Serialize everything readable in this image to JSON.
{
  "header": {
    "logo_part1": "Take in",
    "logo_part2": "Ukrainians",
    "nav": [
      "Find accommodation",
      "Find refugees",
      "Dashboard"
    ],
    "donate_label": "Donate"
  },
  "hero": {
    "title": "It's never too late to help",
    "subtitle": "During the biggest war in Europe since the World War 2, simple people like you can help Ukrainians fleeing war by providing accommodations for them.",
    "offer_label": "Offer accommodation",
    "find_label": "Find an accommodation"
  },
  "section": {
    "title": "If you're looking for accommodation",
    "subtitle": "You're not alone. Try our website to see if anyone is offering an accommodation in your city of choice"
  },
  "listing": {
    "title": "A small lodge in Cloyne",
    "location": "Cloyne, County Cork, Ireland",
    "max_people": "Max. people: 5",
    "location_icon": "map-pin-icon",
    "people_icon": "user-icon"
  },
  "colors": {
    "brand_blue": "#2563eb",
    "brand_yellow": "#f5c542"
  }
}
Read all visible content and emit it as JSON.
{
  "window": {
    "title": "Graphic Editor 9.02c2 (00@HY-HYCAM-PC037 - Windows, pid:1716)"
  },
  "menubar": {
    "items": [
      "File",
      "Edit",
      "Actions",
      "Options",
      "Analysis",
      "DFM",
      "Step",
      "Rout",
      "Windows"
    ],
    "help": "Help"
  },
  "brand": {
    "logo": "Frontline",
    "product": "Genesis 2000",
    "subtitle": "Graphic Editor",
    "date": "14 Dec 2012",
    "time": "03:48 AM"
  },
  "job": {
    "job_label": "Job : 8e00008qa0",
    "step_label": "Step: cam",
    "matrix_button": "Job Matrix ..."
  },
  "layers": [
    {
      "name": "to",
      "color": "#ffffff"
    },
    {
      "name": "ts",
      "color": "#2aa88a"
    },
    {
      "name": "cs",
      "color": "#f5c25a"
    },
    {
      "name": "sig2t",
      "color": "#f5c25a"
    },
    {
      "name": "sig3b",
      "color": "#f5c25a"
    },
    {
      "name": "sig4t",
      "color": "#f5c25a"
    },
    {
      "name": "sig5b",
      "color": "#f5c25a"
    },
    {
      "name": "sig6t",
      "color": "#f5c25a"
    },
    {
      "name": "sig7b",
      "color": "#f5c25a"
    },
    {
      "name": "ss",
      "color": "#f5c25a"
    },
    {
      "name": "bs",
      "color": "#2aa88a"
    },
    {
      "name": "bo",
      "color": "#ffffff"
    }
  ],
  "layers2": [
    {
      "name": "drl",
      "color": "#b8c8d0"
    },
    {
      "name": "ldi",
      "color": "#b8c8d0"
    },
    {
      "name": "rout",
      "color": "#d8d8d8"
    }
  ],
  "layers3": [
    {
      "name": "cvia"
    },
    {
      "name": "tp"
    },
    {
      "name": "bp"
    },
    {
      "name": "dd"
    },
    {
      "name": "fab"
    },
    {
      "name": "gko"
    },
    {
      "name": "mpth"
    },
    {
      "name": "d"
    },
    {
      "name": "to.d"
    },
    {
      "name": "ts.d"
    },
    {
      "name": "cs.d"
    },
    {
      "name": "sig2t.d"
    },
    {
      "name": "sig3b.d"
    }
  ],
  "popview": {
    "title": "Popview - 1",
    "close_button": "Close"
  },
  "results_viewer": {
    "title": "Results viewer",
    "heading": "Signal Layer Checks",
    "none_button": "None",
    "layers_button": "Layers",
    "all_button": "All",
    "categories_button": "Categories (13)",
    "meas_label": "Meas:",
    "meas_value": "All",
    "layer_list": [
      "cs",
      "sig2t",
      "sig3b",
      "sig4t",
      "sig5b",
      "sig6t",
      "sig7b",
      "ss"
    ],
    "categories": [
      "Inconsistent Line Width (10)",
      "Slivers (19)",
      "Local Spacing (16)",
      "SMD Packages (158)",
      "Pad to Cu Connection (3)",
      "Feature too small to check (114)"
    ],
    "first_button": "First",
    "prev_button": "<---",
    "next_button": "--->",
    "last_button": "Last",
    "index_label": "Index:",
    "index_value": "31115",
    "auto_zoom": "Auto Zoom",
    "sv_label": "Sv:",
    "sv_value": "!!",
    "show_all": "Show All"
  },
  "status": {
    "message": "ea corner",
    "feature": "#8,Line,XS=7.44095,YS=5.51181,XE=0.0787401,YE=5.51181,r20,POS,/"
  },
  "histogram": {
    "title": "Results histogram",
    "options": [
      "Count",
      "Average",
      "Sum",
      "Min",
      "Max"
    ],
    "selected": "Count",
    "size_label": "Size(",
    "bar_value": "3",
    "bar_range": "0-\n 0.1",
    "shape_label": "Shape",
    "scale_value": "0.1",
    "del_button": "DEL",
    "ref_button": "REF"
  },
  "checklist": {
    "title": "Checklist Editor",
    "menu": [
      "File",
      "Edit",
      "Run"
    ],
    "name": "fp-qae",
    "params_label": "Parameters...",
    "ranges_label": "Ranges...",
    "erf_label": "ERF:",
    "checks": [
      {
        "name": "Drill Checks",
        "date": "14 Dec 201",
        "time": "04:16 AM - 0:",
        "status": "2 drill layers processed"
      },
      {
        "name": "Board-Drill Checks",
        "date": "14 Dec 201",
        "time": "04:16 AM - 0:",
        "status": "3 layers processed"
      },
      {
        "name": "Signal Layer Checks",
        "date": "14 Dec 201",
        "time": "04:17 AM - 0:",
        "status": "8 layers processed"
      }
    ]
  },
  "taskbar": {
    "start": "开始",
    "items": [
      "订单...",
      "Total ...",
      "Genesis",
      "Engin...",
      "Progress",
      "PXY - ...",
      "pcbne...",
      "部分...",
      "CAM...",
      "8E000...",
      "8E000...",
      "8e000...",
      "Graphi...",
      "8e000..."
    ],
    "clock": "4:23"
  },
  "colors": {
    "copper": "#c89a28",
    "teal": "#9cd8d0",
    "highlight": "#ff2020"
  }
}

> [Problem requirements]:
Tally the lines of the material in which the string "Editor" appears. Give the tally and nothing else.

> [Answer to this exercise]:
3